Once the Road Warriors made a name for themselves, the book goes on to explain their wrestling career and world traveling, taking them to Japan and to the World Wrestling Federation and every other major promotion in between. I was surprised to see how important their on-screen manager Paul Ellering was to their development as performers and helping them as a business adviser. You get the sense that he was equally responsible for their success.
Unfortunately for the Road Warriors, their biggest enemy was Hawk himself. As their years went by, he became increasingly difficult to work with and made poor professional choices that hindered their growth. And his reputation for partying hard certainly had a negative impact on both of their careers. It’s interesting that at certain points in the book Animal pretty much blames some of their problems on Hawk’s behavior, but takes responsibility himself for what happened, as he was supposed to be the level-headed one of the group.
Things started looking up for the Road Warriors in the early 2000s, with Hawk getting his personal problems under control and them getting ready to make a comeback. Unfortunately, Hawk died of a heart attack in 2003 and ending the Road Warriors career.
Wrestling career aside, you really get a sense of what makes Animal tick. He’s a devout Christian and his family is the most important part of his life, equal if not greater than his in-ring career. Animal comes across as a great guy who lived out his dream. He also makes a point that personal problems aside, Hawk was a very good friend of his and he is glad that they shared such a successful career.

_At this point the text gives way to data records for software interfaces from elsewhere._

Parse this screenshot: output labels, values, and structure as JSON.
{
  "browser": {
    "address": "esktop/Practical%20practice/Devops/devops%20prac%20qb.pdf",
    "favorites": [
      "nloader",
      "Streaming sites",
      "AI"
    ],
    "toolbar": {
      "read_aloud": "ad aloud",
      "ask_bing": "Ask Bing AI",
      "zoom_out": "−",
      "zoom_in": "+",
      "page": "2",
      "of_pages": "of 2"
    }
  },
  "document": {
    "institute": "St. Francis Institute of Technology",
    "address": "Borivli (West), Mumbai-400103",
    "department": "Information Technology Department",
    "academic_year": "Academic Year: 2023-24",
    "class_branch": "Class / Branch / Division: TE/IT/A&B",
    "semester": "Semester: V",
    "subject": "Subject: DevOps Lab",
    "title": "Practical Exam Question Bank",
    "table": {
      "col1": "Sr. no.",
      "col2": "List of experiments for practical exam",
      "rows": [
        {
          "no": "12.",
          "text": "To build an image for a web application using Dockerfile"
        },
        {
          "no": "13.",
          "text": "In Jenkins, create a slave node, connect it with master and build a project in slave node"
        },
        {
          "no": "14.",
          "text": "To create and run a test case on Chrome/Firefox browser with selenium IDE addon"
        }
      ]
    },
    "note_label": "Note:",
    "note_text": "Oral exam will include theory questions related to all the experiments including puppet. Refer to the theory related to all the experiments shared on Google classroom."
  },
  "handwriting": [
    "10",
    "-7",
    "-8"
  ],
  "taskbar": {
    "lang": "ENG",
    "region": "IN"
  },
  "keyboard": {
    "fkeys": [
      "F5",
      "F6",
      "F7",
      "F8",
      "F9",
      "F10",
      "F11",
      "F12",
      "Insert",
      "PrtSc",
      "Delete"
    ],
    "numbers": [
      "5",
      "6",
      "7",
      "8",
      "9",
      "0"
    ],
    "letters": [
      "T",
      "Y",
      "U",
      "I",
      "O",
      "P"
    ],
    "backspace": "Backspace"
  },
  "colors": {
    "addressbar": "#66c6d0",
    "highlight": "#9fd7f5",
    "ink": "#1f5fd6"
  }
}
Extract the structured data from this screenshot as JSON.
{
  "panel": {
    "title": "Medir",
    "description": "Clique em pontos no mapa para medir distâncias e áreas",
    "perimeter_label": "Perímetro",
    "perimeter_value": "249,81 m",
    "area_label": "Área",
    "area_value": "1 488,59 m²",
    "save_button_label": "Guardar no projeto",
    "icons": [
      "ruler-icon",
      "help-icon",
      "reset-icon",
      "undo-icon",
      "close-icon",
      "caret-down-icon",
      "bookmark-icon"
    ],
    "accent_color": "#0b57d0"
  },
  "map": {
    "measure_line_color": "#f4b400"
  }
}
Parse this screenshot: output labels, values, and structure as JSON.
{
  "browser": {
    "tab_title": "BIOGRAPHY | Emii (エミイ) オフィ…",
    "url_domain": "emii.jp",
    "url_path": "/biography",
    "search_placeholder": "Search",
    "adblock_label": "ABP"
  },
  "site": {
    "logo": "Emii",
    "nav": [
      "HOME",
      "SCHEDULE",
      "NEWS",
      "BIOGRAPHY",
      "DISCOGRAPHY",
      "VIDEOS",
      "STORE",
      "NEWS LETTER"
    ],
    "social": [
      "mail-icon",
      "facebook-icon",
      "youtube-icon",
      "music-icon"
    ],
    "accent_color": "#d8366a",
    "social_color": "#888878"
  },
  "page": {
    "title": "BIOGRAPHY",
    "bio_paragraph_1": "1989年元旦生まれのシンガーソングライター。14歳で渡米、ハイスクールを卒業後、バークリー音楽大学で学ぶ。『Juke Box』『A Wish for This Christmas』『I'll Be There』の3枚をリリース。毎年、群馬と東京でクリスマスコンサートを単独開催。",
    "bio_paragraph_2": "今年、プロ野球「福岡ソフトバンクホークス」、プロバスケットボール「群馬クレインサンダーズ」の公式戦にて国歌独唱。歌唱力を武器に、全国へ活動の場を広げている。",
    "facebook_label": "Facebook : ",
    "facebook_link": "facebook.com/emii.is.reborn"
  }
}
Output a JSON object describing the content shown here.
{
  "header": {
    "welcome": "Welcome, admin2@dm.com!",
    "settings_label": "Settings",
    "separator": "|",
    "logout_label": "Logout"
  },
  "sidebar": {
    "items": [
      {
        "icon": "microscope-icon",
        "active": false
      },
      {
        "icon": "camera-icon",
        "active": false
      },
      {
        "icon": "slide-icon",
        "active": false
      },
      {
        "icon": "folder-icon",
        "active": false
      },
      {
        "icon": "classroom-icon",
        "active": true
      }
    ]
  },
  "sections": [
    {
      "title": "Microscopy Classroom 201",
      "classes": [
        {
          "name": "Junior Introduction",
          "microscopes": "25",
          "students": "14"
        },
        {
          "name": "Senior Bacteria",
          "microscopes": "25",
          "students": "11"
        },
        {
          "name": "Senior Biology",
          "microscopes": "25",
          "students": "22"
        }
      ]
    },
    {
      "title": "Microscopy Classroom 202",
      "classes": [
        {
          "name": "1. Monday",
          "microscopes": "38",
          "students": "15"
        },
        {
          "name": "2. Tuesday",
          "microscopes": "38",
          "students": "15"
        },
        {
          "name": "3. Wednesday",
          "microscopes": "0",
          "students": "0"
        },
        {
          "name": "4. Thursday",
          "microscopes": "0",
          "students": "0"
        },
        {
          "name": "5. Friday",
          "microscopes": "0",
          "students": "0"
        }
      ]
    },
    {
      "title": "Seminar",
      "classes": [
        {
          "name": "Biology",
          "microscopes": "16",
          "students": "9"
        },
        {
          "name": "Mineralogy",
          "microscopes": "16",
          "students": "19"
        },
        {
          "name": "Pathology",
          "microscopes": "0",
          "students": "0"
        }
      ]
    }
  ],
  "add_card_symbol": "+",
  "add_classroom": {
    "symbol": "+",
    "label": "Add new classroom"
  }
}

While not accessible to non-wrestling fans as Mick Foley and Chris Jericho’s first books or as super detailed as Bret Hart’s, The Road Warriors: Danger, Death, and the Rush of Wrestling is an enjoyable read for die-hard Legion of Doom fans or casual wrestling watchers.